The municipality of Taytay has agreed to adopt stringent procedures on dumpsite closure following a blockade by Greenpeace Water Patrol activists at the 13 hectare polluting garbage repository located on the banks of Laguna Lake.
Greenpeace Water Patrol activists blockaded a polluting waste dump on the shores of Laguna Lake to halt shoddy "closure" operations that will do more harm than good to the lake and surrounding communities. The environment group, together with the EcoWaste Coalition, is demanding a proper clean up of the Taytay open dumpsite, rather than the cosmetic cover up currently being undertaken in the thirteen hectare trash heap.
Around five hundred Greenpeace Water Patrol volunteers and youth from Laguna Province led a clean up of floating trash in and around Laguna de Bay on World Coastal Clean Up Day. The clean up was conducted even as the volunteers called on concerned government agencies to also protect Laguna Lake from less visible but more dangerous chemical and organic pollutants.
Water Patrol activists stalled the operations of a waste dump in Angono, Rizal which has encroached on the shores of Laguna Lake, by blockading its entrance with steel scaffolding to prevent garbage trucks from entering and continuing to dump the municipality’s refuse in the site.
Water Patrol activists investigated a dump site in Angono, Rizal which has taken over the banks of Laguna Lake, and called on the government for the strict enforcement of waste laws to protect the country’s threatened freshwater sources.
Greenpeace water patrol activists deposited thirty ‘blue babies’ at the doorsteps of the Department of Environment and Natural Resources (DENR) to highlight the urgency of protecting the country’s dwindling clean water resources from continuing toxics pollution.
Water in key agricultural areas in the Philippines and Thailand are already contaminated with nitrate pollution, Greenpeace warned at the launch of a new report, Nitrates in drinking water in the Philippines and Thailand. The report, launched simultaneously in both countries, is the result of a Greenpeace Water Patrol investigation which studied nitrate levels in drinking water sources and their relation to nitrogen fertilizer use in farming areas.
Water Patrol activists from the environmental group Greenpeace delivered bottles of contaminated groundwater at the doorsteps of the Department of Environment and Natural Resources (DENR) to remind the agency of its urgent mandate to protect the country’s dwindling freshwater resources from indiscriminate toxics pollution.
Photographers from Negros, South Cotabato and Metro Manila took first, second and third places in the photo contest organized by Greenpeace Southeast Asia. The contest was aimed at documenting the state of Philippine fresh waters, especially looking at the threats under Project Clean Water.

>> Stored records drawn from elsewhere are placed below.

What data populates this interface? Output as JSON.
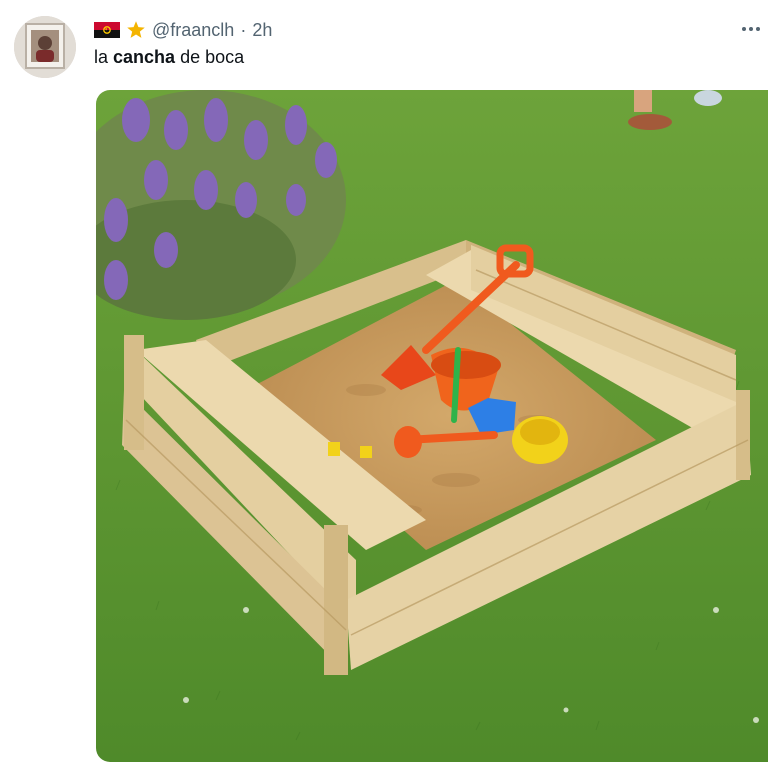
{
  "tweet": {
    "handle": "@fraanclh",
    "separator": "·",
    "time": "2h",
    "text_before": "la ",
    "text_bold": "cancha",
    "text_after": " de boca"
  },
  "icons": {
    "avatar": "user-avatar",
    "flag": "angola-flag-icon",
    "star": "star-icon",
    "more": "more-dots-icon"
  },
  "colors": {
    "grass": "#5f9a32",
    "wood": "#e4cfa0",
    "sand": "#c89a5e",
    "lavender": "#8468b8",
    "shovel": "#f05a1e",
    "yellow_toy": "#f2d21a",
    "blue_toy": "#2d7fe6"
  },
  "media": {
    "alt": ""
  }
}
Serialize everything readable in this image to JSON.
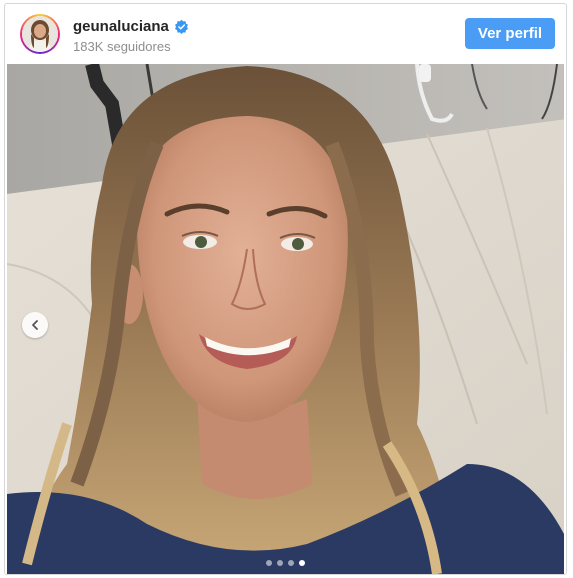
{
  "post": {
    "username": "geunaluciana",
    "followers": "183K seguidores",
    "view_profile_label": "Ver perfil",
    "verified": true
  },
  "icons": {
    "verified": "verified-badge-icon",
    "previous": "chevron-left-icon"
  },
  "carousel": {
    "total_slides": 4,
    "active_slide": 4
  },
  "colors": {
    "button": "#4a9cf5",
    "verified": "#3897f0"
  }
}
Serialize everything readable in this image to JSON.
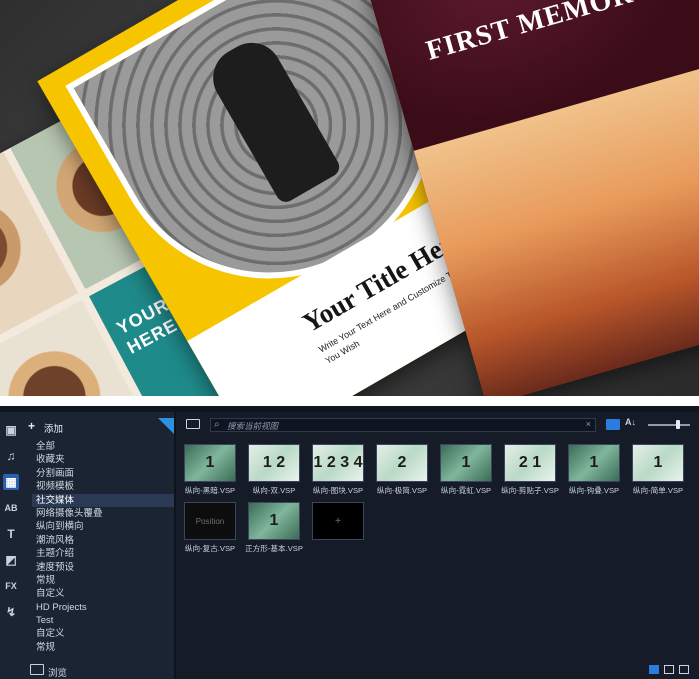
{
  "hero": {
    "collage_text": "YOUR TEXT HERE",
    "spiral_title": "Your Title Here",
    "spiral_subtitle": "Write Your Text Here and Customize This Template as You Wish",
    "memory_title": "FIRST MEMORY"
  },
  "toolbar": {
    "add_label": "添加",
    "browse_label": "浏览"
  },
  "tool_rail": [
    {
      "icon": "media-icon",
      "glyph": "▣"
    },
    {
      "icon": "music-icon",
      "glyph": "♫"
    },
    {
      "icon": "template-icon",
      "glyph": "▦"
    },
    {
      "icon": "transition-icon",
      "glyph": "AB"
    },
    {
      "icon": "title-icon",
      "glyph": "T"
    },
    {
      "icon": "graphics-icon",
      "glyph": "◩"
    },
    {
      "icon": "filter-icon",
      "glyph": "FX"
    },
    {
      "icon": "path-icon",
      "glyph": "↯"
    }
  ],
  "folders": [
    "全部",
    "收藏夹",
    "分割画面",
    "视频模板",
    "社交媒体",
    "网络摄像头覆叠",
    "纵向到横向",
    "潮流风格",
    "主题介绍",
    "速度预设",
    "常规",
    "自定义",
    "HD Projects",
    "Test",
    "自定义",
    "常规"
  ],
  "selected_folder_index": 4,
  "search": {
    "placeholder": "搜索当前视图"
  },
  "thumbnails": [
    {
      "caption": "纵向-黑暗.VSP",
      "glyph": "1",
      "style": "green"
    },
    {
      "caption": "纵向-双.VSP",
      "glyph": "1 2",
      "style": "light"
    },
    {
      "caption": "纵向-图块.VSP",
      "glyph": "1 2 3 4",
      "style": "light"
    },
    {
      "caption": "纵向-极简.VSP",
      "glyph": "2",
      "style": "light"
    },
    {
      "caption": "纵向-霓虹.VSP",
      "glyph": "1",
      "style": "green"
    },
    {
      "caption": "纵向-剪贴子.VSP",
      "glyph": "2 1",
      "style": "light"
    },
    {
      "caption": "纵向-钩叠.VSP",
      "glyph": "1",
      "style": "green"
    },
    {
      "caption": "纵向-简单.VSP",
      "glyph": "1",
      "style": "light"
    },
    {
      "caption": "纵向-复古.VSP",
      "glyph": "Position",
      "style": "dark"
    },
    {
      "caption": "正方形-基本.VSP",
      "glyph": "1",
      "style": "green"
    },
    {
      "caption": "",
      "glyph": "+",
      "style": "empty"
    }
  ]
}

Greenpeace ‘Water Patrol’ activists called attention to the shocking extent of pollution in Marilao River by unfurling a 28-meter banner with the words “Stop toxic pollution, protect our water resources” along Marilao Bridge in Bulacan province, 25 kilometers north of Manila. The activists also floated giant rubber fish skeletons along the river to underline the river’s death, as two volunteers in protective suits took water samples from the notorious body of water to determine its exact toxicity levels.
In 2007, a broad study was carried out by Greenpeace to investigate the quality of various surface and ground water systems in four countries, including the Philippines.
Citing the urgent need to safeguard the country’s precious fresh water resources from contamination, Greenpeace launched ‘Project: Clean Water,’ an initiative that aims to catalyze action to protect Philippine fresh water sources.